Hundreds of student protesters shouting "We want freedom" and "Go India, go back" fought with government forces after taking to the streets of the main city Srinagar.
An AFP reporter saw police fire live rounds as well as tear gas and water cannon to try to disperse the protesters as shoppers fled the violence and retailers shut down for the day.
The clashes broke out as colleges in the city reopened following skirmishes last week between students and government forces.
"A few students were detained.
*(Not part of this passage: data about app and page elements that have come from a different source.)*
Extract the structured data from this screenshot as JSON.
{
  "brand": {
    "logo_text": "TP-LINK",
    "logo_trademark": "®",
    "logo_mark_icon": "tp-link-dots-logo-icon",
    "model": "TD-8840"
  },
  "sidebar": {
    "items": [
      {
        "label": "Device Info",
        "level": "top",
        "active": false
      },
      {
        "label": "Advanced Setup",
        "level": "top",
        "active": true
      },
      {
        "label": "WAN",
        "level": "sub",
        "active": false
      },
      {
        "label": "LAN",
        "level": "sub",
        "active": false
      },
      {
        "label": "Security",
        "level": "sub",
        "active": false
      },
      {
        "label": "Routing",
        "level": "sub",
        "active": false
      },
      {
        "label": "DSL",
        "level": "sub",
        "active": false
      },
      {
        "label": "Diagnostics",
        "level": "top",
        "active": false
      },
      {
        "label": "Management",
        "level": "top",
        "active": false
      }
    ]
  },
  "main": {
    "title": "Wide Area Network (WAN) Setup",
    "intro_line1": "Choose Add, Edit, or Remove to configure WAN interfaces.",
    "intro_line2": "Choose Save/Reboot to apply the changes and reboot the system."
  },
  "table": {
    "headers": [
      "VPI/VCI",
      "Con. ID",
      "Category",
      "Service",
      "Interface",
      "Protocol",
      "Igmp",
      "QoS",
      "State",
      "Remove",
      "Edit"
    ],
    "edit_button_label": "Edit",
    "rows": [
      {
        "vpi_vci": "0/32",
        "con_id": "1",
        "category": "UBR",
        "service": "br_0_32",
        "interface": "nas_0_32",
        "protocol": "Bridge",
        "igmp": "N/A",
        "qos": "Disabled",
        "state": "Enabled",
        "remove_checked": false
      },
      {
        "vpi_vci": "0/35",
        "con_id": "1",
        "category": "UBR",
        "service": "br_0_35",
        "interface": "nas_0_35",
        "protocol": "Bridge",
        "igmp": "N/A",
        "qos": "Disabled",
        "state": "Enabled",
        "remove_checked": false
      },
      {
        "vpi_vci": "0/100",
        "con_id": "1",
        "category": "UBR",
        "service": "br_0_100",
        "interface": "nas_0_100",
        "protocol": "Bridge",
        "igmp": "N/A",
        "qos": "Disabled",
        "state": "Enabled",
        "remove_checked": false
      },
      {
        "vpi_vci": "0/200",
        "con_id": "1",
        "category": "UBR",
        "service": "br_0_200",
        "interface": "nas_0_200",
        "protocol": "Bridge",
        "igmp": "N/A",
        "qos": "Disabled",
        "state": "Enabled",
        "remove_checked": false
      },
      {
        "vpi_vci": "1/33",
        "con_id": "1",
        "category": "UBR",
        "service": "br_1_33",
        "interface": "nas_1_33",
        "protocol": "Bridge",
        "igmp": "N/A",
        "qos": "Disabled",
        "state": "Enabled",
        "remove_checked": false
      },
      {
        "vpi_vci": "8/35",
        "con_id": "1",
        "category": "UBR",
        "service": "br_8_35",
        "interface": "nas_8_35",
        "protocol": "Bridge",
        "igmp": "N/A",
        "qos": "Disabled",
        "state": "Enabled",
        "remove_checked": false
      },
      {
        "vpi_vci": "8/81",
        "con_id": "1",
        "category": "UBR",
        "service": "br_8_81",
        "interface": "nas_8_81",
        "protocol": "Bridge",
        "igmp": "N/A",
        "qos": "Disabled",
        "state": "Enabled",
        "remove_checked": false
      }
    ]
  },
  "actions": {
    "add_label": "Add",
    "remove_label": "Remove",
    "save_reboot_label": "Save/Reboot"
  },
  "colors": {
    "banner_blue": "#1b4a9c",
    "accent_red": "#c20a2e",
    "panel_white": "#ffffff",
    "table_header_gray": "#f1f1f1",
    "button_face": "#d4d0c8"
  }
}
Three photojournalists and eight policemen were injured with stones," a police officer told AFP on condition of anonymity.
Nearly 100 students and around the same number of police were wounded in last week's disturbances, which prompted authorities to temporarily shut down schools and universities.
The students were angered by a raid earlier this month on a college in the southern district of Pulwama in which police attempted to detain the alleged ring-leaders of earlier protests.
Government forces are not supposed to enter college or university premises without special permission.
In a separate incident an official with the ruling People's Democratic Party was shot by unknown attackers, later dying of his injuries, a police officer told AFP on condition of anonymity.
Indian-administered Kashmir has been tense since April 9, when eight people were killed by police and paramilitaries during election day violence.
'Bullets and stone-pelting'
On Monday the leader of Jammu and Kashmir, the northern state that administers the area, held talks with India's Prime Minister Narendra Modi to address the developing crisis.
Chief Minister Mehbooba Mufti called for dialogue and an end to the violence.
"The first priority is to control the situation, because talks cannot take place amid bullets and stone-pelting," she told reporters outside Modi's residence after the meeting.
Mufti's PDP formed a governing alliance with Modi's Hindu nationalist Bharatiya Janata Party(BJP) after a 2015 election in the state.
That has made her party hugely unpopular in the mainly Muslim Kashmir Valley, home to most of its traditional support base.
Anti-India sentiment runs deep in the valley, where most people favour independence or a merger with predominantly Muslim Pakistan.
Kashmir has been divided between India and Pakistan since the end of British rule in 1947 and both claim the territory in its entirety.
Several rebel groups have for decades been fighting troops and police deployed on the Indian side of the divided region.
The region had enjoyed several years of relative peace after an outbreak of violence in 2010.
But the killing last year of a popular rebel leader by security forces sparked widespread popular unrest, and police say dozens of local youths have joined the rebel ranks since then.
Footage apparently showing a civilian tied to the front of an army jeep to deter protesters from throwing stones at the vehicle has also caused outrage after it was circulated on social media.
Feature Image Source: AFP